Victoria’s Secret & Bloomberg’s Secret (updated)Posted: December 15, 2011
Today I came across the Bloomberg story „Victoria’s Secret Revealed in African Child Labor“ by Cam Simpson, who stayed in Burkina Faso for 6 weeks to report about child labour in cotton fields.
Here are some remarks regarding the article:
- The article stresses that cotton farmers in Africa work very hard. This is very true. However, the main focus of the article is to show that the 13-year-old girl Clarisse Kambire (which is supposed to be representative for many others) is exploited on Fair Trade (FT) / organic cotton fields. It also connects the underwear giant Victoria’s Secret to the FT/organic cotton fields on which Clarisse works. This might not yet be a scandal, because when you look for child labour, you always find it. What I found more scandalous was that my questions/comments on the Victoria’s Secret facebook site to comment on this article were immediately deleted. So how seriously does this company take CSR?
- When talking about child labour, the author refers to children below 18 working. I wonder why he does not differentiate this more strongly, since 18 is not the internationally set age for child labour. He also does not properly distinguish between hazardous and systematic child labour and normal family labour. In many places in Africa, children work on the fields (last week I worked on the fields with 15 years old children in Malawi) – but these children also go to school and are happy about their work.
- The article does not really answer the question, whether this is a single case or whether child labour is widely used in a systematic way. It indicates that there are also other children working, but we do not get much information to evaluate whether this is exploitative child labour. And it does not explain what FT/organic organizations do to prevent this in a systematic manner.

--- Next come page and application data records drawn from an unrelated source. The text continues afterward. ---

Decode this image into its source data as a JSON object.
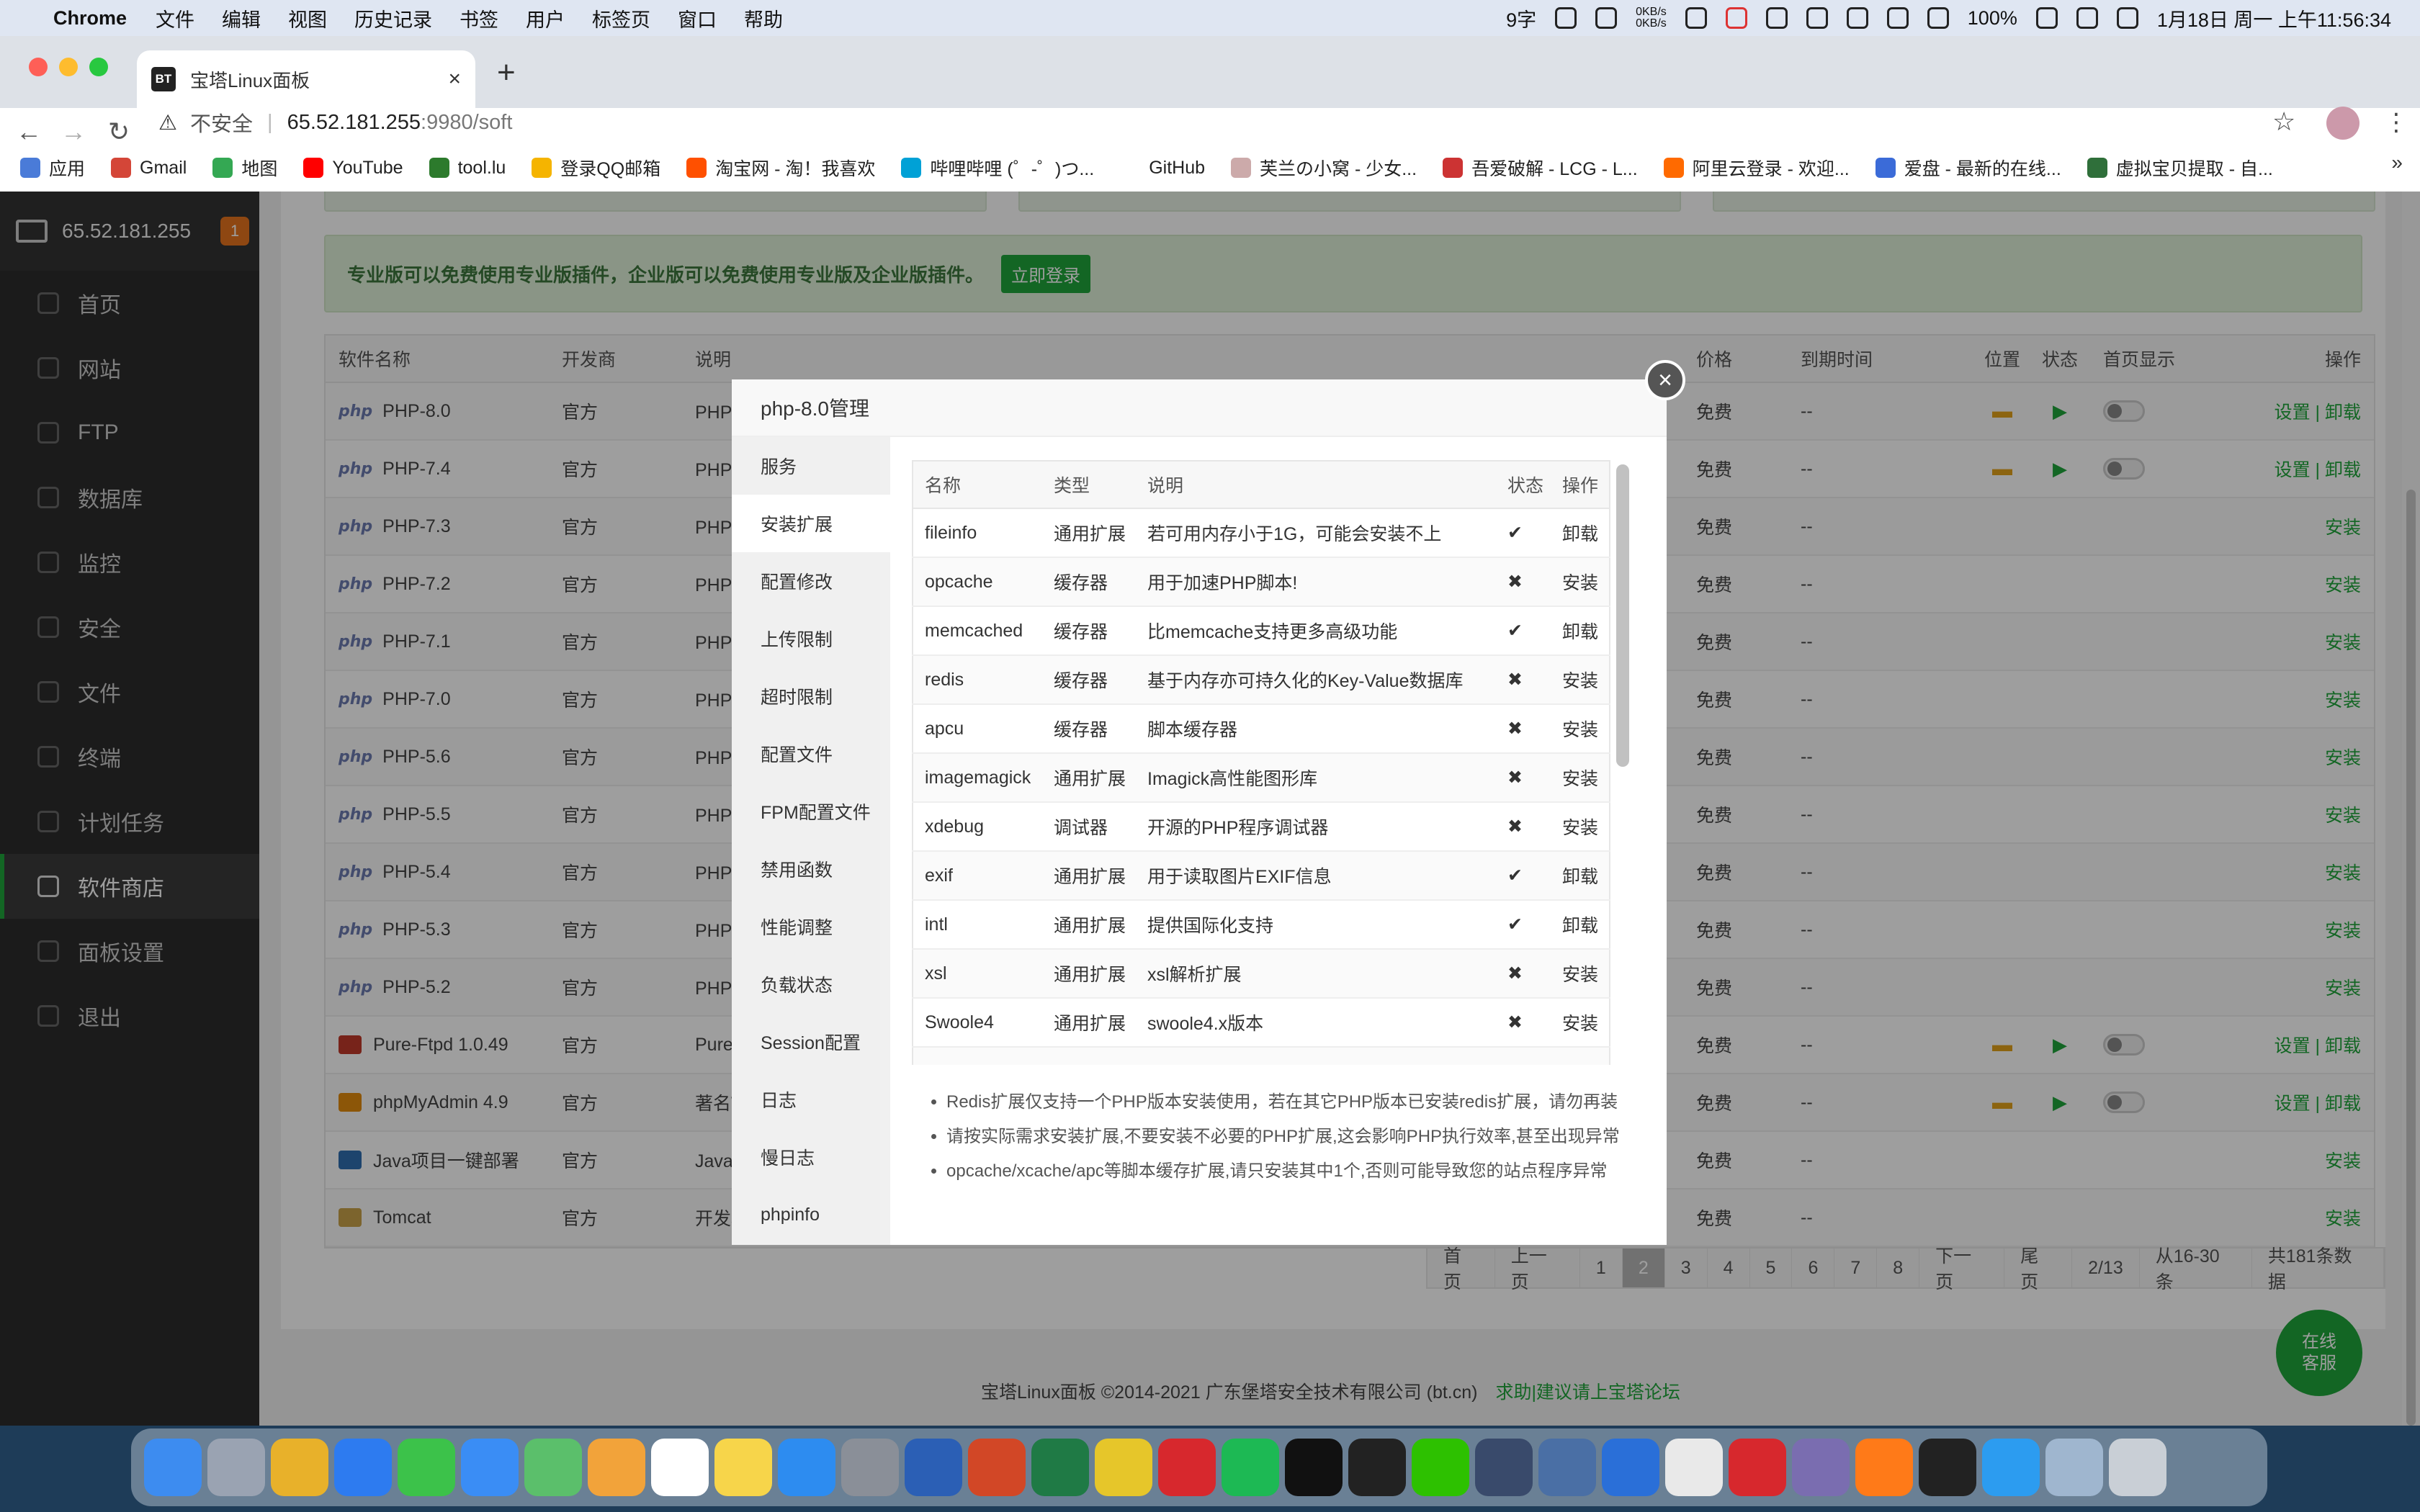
{
  "menubar": {
    "app_name": "Chrome",
    "menus": [
      "文件",
      "编辑",
      "视图",
      "历史记录",
      "书签",
      "用户",
      "标签页",
      "窗口",
      "帮助"
    ],
    "status": {
      "ime": "9字",
      "net": "0KB/s\n0KB/s",
      "battery": "100%",
      "clock": "1月18日 周一 上午11:56:34"
    }
  },
  "browser": {
    "tab_title": "宝塔Linux面板",
    "tab_favicon": "BT",
    "insecure_label": "不安全",
    "url_host": "65.52.181.255",
    "url_path": ":9980/soft",
    "bookmarks": [
      {
        "label": "应用",
        "color": "#4a7bd8"
      },
      {
        "label": "Gmail",
        "color": "#d44638"
      },
      {
        "label": "地图",
        "color": "#34a853"
      },
      {
        "label": "YouTube",
        "color": "#ff0000"
      },
      {
        "label": "tool.lu",
        "color": "#2c7a2c"
      },
      {
        "label": "登录QQ邮箱",
        "color": "#f5b400"
      },
      {
        "label": "淘宝网 - 淘！我喜欢",
        "color": "#ff5000"
      },
      {
        "label": "哔哩哔哩 (゜-゜)つ...",
        "color": "#00a1d6"
      },
      {
        "label": "GitHub",
        "color": "#ffffff"
      },
      {
        "label": "芙兰の小窝 - 少女...",
        "color": "#caa"
      },
      {
        "label": "吾爱破解 - LCG - L...",
        "color": "#c33"
      },
      {
        "label": "阿里云登录 - 欢迎...",
        "color": "#ff6a00"
      },
      {
        "label": "爱盘 - 最新的在线...",
        "color": "#3b6bd8"
      },
      {
        "label": "虚拟宝贝提取 - 自...",
        "color": "#2f6f3a"
      }
    ]
  },
  "sidebar": {
    "server_ip": "65.52.181.255",
    "badge": "1",
    "items": [
      {
        "label": "首页"
      },
      {
        "label": "网站"
      },
      {
        "label": "FTP"
      },
      {
        "label": "数据库"
      },
      {
        "label": "监控"
      },
      {
        "label": "安全"
      },
      {
        "label": "文件"
      },
      {
        "label": "终端"
      },
      {
        "label": "计划任务"
      },
      {
        "label": "软件商店",
        "active": true
      },
      {
        "label": "面板设置"
      },
      {
        "label": "退出"
      }
    ]
  },
  "notice": {
    "text": "专业版可以免费使用专业版插件，企业版可以免费使用专业版及企业版插件。",
    "button": "立即登录"
  },
  "soft_table": {
    "headers": {
      "name": "软件名称",
      "dev": "开发商",
      "desc": "说明",
      "price": "价格",
      "expire": "到期时间",
      "location": "位置",
      "status": "状态",
      "home": "首页显示",
      "ops": "操作"
    },
    "rows": [
      {
        "name": "PHP-8.0",
        "icon": "php",
        "dev": "官方",
        "desc": "PHP是",
        "price": "免费",
        "expire": "--",
        "installed": true,
        "ops": "设置 | 卸载"
      },
      {
        "name": "PHP-7.4",
        "icon": "php",
        "dev": "官方",
        "desc": "PHP是",
        "price": "免费",
        "expire": "--",
        "installed": true,
        "ops": "设置 | 卸载"
      },
      {
        "name": "PHP-7.3",
        "icon": "php",
        "dev": "官方",
        "desc": "PHP是",
        "price": "免费",
        "expire": "--",
        "installed": false,
        "ops": "安装"
      },
      {
        "name": "PHP-7.2",
        "icon": "php",
        "dev": "官方",
        "desc": "PHP是",
        "price": "免费",
        "expire": "--",
        "installed": false,
        "ops": "安装"
      },
      {
        "name": "PHP-7.1",
        "icon": "php",
        "dev": "官方",
        "desc": "PHP是",
        "price": "免费",
        "expire": "--",
        "installed": false,
        "ops": "安装"
      },
      {
        "name": "PHP-7.0",
        "icon": "php",
        "dev": "官方",
        "desc": "PHP是",
        "price": "免费",
        "expire": "--",
        "installed": false,
        "ops": "安装"
      },
      {
        "name": "PHP-5.6",
        "icon": "php",
        "dev": "官方",
        "desc": "PHP是",
        "price": "免费",
        "expire": "--",
        "installed": false,
        "ops": "安装"
      },
      {
        "name": "PHP-5.5",
        "icon": "php",
        "dev": "官方",
        "desc": "PHP是",
        "price": "免费",
        "expire": "--",
        "installed": false,
        "ops": "安装"
      },
      {
        "name": "PHP-5.4",
        "icon": "php",
        "dev": "官方",
        "desc": "PHP是",
        "price": "免费",
        "expire": "--",
        "installed": false,
        "ops": "安装"
      },
      {
        "name": "PHP-5.3",
        "icon": "php",
        "dev": "官方",
        "desc": "PHP是",
        "price": "免费",
        "expire": "--",
        "installed": false,
        "ops": "安装"
      },
      {
        "name": "PHP-5.2",
        "icon": "php",
        "dev": "官方",
        "desc": "PHP是",
        "price": "免费",
        "expire": "--",
        "installed": false,
        "ops": "安装"
      },
      {
        "name": "Pure-Ftpd 1.0.49",
        "icon": "ftp",
        "dev": "官方",
        "desc": "PureF",
        "price": "免费",
        "expire": "--",
        "installed": true,
        "ops": "设置 | 卸载"
      },
      {
        "name": "phpMyAdmin 4.9",
        "icon": "pma",
        "dev": "官方",
        "desc": "著名W",
        "price": "免费",
        "expire": "--",
        "installed": true,
        "ops": "设置 | 卸载"
      },
      {
        "name": "Java项目一键部署",
        "icon": "java",
        "dev": "官方",
        "desc": "Java项",
        "price": "免费",
        "expire": "--",
        "installed": false,
        "ops": "安装"
      },
      {
        "name": "Tomcat",
        "icon": "tomcat",
        "dev": "官方",
        "desc": "开发和",
        "price": "免费",
        "expire": "--",
        "installed": false,
        "ops": "安装"
      }
    ]
  },
  "pager": [
    "首页",
    "上一页",
    "1",
    "2",
    "3",
    "4",
    "5",
    "6",
    "7",
    "8",
    "下一页",
    "尾页",
    "2/13",
    "从16-30条",
    "共181条数据"
  ],
  "pager_current": "2",
  "footer": {
    "copyright": "宝塔Linux面板 ©2014-2021 广东堡塔安全技术有限公司 (bt.cn)",
    "link": "求助|建议请上宝塔论坛"
  },
  "online_service": "在线\n客服",
  "modal": {
    "title": "php-8.0管理",
    "close_icon": "×",
    "nav": [
      "服务",
      "安装扩展",
      "配置修改",
      "上传限制",
      "超时限制",
      "配置文件",
      "FPM配置文件",
      "禁用函数",
      "性能调整",
      "负载状态",
      "Session配置",
      "日志",
      "慢日志",
      "phpinfo"
    ],
    "nav_active": "安装扩展",
    "ext_headers": {
      "name": "名称",
      "type": "类型",
      "desc": "说明",
      "status": "状态",
      "op": "操作"
    },
    "extensions": [
      {
        "name": "fileinfo",
        "type": "通用扩展",
        "desc": "若可用内存小于1G，可能会安装不上",
        "status": "✔",
        "op": "卸载",
        "installed": true
      },
      {
        "name": "opcache",
        "type": "缓存器",
        "desc": "用于加速PHP脚本!",
        "status": "✖",
        "op": "安装",
        "installed": false
      },
      {
        "name": "memcached",
        "type": "缓存器",
        "desc": "比memcache支持更多高级功能",
        "status": "✔",
        "op": "卸载",
        "installed": true
      },
      {
        "name": "redis",
        "type": "缓存器",
        "desc": "基于内存亦可持久化的Key-Value数据库",
        "status": "✖",
        "op": "安装",
        "installed": false
      },
      {
        "name": "apcu",
        "type": "缓存器",
        "desc": "脚本缓存器",
        "status": "✖",
        "op": "安装",
        "installed": false
      },
      {
        "name": "imagemagick",
        "type": "通用扩展",
        "desc": "Imagick高性能图形库",
        "status": "✖",
        "op": "安装",
        "installed": false
      },
      {
        "name": "xdebug",
        "type": "调试器",
        "desc": "开源的PHP程序调试器",
        "status": "✖",
        "op": "安装",
        "installed": false
      },
      {
        "name": "exif",
        "type": "通用扩展",
        "desc": "用于读取图片EXIF信息",
        "status": "✔",
        "op": "卸载",
        "installed": true
      },
      {
        "name": "intl",
        "type": "通用扩展",
        "desc": "提供国际化支持",
        "status": "✔",
        "op": "卸载",
        "installed": true
      },
      {
        "name": "xsl",
        "type": "通用扩展",
        "desc": "xsl解析扩展",
        "status": "✖",
        "op": "安装",
        "installed": false
      },
      {
        "name": "Swoole4",
        "type": "通用扩展",
        "desc": "swoole4.x版本",
        "status": "✖",
        "op": "安装",
        "installed": false
      }
    ],
    "tips": [
      "Redis扩展仅支持一个PHP版本安装使用，若在其它PHP版本已安装redis扩展，请勿再装",
      "请按实际需求安装扩展,不要安装不必要的PHP扩展,这会影响PHP执行效率,甚至出现异常",
      "opcache/xcache/apc等脚本缓存扩展,请只安装其中1个,否则可能导致您的站点程序异常"
    ]
  },
  "dock": [
    {
      "name": "finder",
      "color": "#3d8cf0"
    },
    {
      "name": "launchpad",
      "color": "#9aa3b2"
    },
    {
      "name": "chrome",
      "color": "#e8b12a"
    },
    {
      "name": "safari",
      "color": "#2d7bf0"
    },
    {
      "name": "messages",
      "color": "#3cc24a"
    },
    {
      "name": "mail",
      "color": "#3a8df5"
    },
    {
      "name": "maps",
      "color": "#5bbf6b"
    },
    {
      "name": "photos",
      "color": "#f2a33a"
    },
    {
      "name": "calendar",
      "color": "#ffffff"
    },
    {
      "name": "notes",
      "color": "#f7d54a"
    },
    {
      "name": "app-store",
      "color": "#2d8cf0"
    },
    {
      "name": "system-preferences",
      "color": "#8a8f98"
    },
    {
      "name": "word",
      "color": "#2b5fb5"
    },
    {
      "name": "powerpoint",
      "color": "#d24726"
    },
    {
      "name": "excel",
      "color": "#1f7a45"
    },
    {
      "name": "music",
      "color": "#e6c62a"
    },
    {
      "name": "netease-music",
      "color": "#d7282d"
    },
    {
      "name": "spotify",
      "color": "#1db954"
    },
    {
      "name": "qq",
      "color": "#111111"
    },
    {
      "name": "qq-2",
      "color": "#222222"
    },
    {
      "name": "wechat",
      "color": "#2dc100"
    },
    {
      "name": "cloud-app",
      "color": "#394a6b"
    },
    {
      "name": "screen-app",
      "color": "#4a6fa5"
    },
    {
      "name": "windows-app",
      "color": "#2a6fd8"
    },
    {
      "name": "textedit",
      "color": "#e9e9e9"
    },
    {
      "name": "netease-music-2",
      "color": "#d7282d"
    },
    {
      "name": "archive",
      "color": "#7a6db0"
    },
    {
      "name": "firefox",
      "color": "#ff7a18"
    },
    {
      "name": "terminal",
      "color": "#222222"
    },
    {
      "name": "vscode",
      "color": "#2c9cf0"
    },
    {
      "name": "downloads",
      "color": "#9fb6cf"
    },
    {
      "name": "trash",
      "color": "#c9cfd6"
    }
  ]
}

- The article causally connects child labour to be a result from organic/FT cotton – “lucrative premiums for organic and fair-trade cotton has – perversely – created fresh incentives for exploitation”. The claim that child labour is endemic in the region is not new, as a 2008 study quoted in the article shows. However, the author reasons: the profits promised by organic/FT cash crops made farmers grow cotton (for which they required the hands of the children). So the authors claims that organic/FT makes more profits, and thus it leads to child labour …?! Making this causal connection seems pretty absurd. What, in Simpson’s eyes is better? Leave the region poor? He does not give any answer to how this – in his words “perverse” situation – can be treated better.
- One problem is surely that the farmers of the Fair Trade cooperative in the southwest seem to have either received little training on child labour or didn’t understand the message. Basically, the article claims that the message that FT/organic cotton should not involve child labour does not get through to the farmers. This is a serious matter. But the article does not say why this was not the case, which is very disappointing, considering that the author spent a long time in the country.
- I do not understand why the article mentions the hard work on cotton fields without mentioning with one single word the US subsidies that prevent African cotton farmers from getting a fair price for their cotton. In Simpson’s logic the stop of subsidies would also lead to child labour, so maybe this is why the US is promoting US cotton farmers … And maybe we should follow the money behind Bloomberg and see where it leads us to (at least the article sounds a lot like: Victoria’s Secret – buy US cotton!).